The first spring scrimmage for the University of Kentucky could be viewed as a draw. The offense came out and set the tone early, marching down the field for touchdowns on its first two drives. The first series pitted the first-team offense against the first-team defense, with the second-team units facing off in the second series.
The defense responded by making some nice individual plays, picking up its enthusiasm and keeping the offense out of the end zone the rest of the way until a late TD run by Jonathan George. The defense also recovered a pair of fumbles and stuffed Brandon Gainer on a fourth-and-short run play.
"I don't know if we were shell-shocked or what, but after that first series we came out and shut them down," said senior linebacker Ronnie Sneed. "Once we got riled up and loud, we started flying to the ball."
Still, co-defensive coordinator Rick Minter wasn't pleased with the way his team came out of the gate.
Never miss a local story.
"I told them if that's how we're going to play, we're going to be down in a hole 7, 10, to 14 right off the bat," he said. "We've got to start faster than that. The lights came on today for a lot of our guys who had never played and it showed. The tempo and the intensity is not what it is in practice. We tried to treat it as a game as far as our mental preparation goes, and we've got a lot of work to do. I'm not displeased with our effort, but we've got a long way to go."
Morgan Newton continued with his solid spring, looking more in command of the offense than at any point during his UK career. He completed a nice swing pass to Raymond Sanders for a 20-plus yard gain to set up the first TD. Newton didn't throw a touchdown pass but had a few throws that were right on the money that were dropped by receivers.
Newton said he definitely feels more at ease under center now.

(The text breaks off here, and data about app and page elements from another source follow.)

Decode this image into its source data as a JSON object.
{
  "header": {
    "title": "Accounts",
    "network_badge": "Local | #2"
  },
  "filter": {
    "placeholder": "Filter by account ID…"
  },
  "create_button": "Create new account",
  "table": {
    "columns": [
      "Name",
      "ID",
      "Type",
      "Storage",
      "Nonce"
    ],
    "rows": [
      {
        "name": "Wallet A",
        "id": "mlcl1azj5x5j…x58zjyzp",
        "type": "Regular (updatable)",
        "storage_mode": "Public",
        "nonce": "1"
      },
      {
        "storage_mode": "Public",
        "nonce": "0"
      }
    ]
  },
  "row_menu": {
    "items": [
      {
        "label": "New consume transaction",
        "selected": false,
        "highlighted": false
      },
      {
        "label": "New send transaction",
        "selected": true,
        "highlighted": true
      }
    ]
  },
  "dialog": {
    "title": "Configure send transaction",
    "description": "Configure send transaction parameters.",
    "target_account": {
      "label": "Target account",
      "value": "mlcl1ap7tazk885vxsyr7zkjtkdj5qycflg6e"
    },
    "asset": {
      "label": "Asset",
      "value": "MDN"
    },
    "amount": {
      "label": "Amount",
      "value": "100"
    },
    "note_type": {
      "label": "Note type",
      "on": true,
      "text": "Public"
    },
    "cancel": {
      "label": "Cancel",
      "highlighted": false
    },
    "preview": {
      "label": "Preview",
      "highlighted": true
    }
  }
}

"I thought I did some things and put some balls in good places," Newton said. "We've still got a long way to go, and we still want to get better, but I'm feeling more and more comfortable every day. It's still April, but we're improving, and that's the most important thing. We were pretty solid on the opening drive. Unfortunately we weren't as solid the rest of the way, but we still did a lot of good things."
Offensive coordinator Randy Sanders said Newton's intangibles have come a long way.
"He approaches practice like he's supposed to," Sanders said. "Having not gotten the job last year, as negative as it was at the time, he has turned it into a positive because he was able to figure out why. The way he played was very positive, but there's still another step to take. He seems to be doing his part, and hopefully we can get the other 10 guys around him playing well where the results show."
As for the offense's lull after the hot start, Sanders gave credit to the defense and said he wanted to do some experimenting.
"I thought the defense responded well," Sanders said. "One of things I wanted was for the offense to have success early, which we did, and then I wanted to test some things and see where we were and see how some guys responded in certain situations. It wasn't all about success at that point."
One of Sanders' experiments that seemed to work was George, who ran tough and physical all afternoon, scoring on a 9-yard run where he plowed over cornerback Jerrell Priester on his way to the end zone. George has been slowed by injuries and saw most of his action on special teams last year, but he's currently No. 2 on the depth chart behind Sanders.
"It's been kind of rough, but I finally feel like I'm 100 percent healthy and I can come and perform and try and get the coaches' attention," George said. "Everything's going good right now."
Sanders said George still needs to work on making the right reads and right cuts when he's running.
"But if you've got a guy who runs tough and physical, you can teach him the rest," he said.
The Kentucky defensive players are still getting used to Minter's new scheme, which is a multiple look that uses hybrid players at three positions and can switch in alignment from a 4-3 to 3-4 to 4-2-5.
"We're still in the beginning of the learning curve, but we've come a long way," Sneed said. "They've thrown a lot at us, and we're all trying to get it down as best as we can and as quick as we can in this short period of time."
Newton's brother visits
Speaking of Newton, his younger brother Langston is taking advantage of his spring break this week to take a look at schools. Langston Newton is a 6-foot-5, 240-pound junior defensive end at Carmel (Ind.) who is receiving interest from several schools. Newton and his family visited Ohio State, Louisville and stopped by UK's practice over the weekend and are scheduled to visit Western Kentucky, Alabama, Auburn and LSU next week. Newton attended Junior Day at Indiana last month.
Cats add to QB stable
Kentucky filled its need for a quarterback in the 2012 class last week with a commitment from Patrick Towles, a 6-foot-5, 232-pounder who threw for 2,471 yards and 21 touchdowns as a junior in leading Highlands to the Class 5A state title.
Projected starter Morgan Newton will be a senior when Towles enrolls, which would leave a potential three-man competition among Max Smith, a true freshman who's practicing this spring, Theltus Cobbins, a freshman who will arrive in the fall, and Towles.
Towles' quarterback coach is ex-UK star quarterback Jared Lorenzen, who said earlier this year that Towles was farther along than he was at the same stage.
"He's legit," Lorenzen said. "He's got all the tools: a strong arm, speed; he can run a 4.6 or 4.7 40. All he needs to work on now is consistency. I'm putting big goals out there for him because I really want him to challenge himself."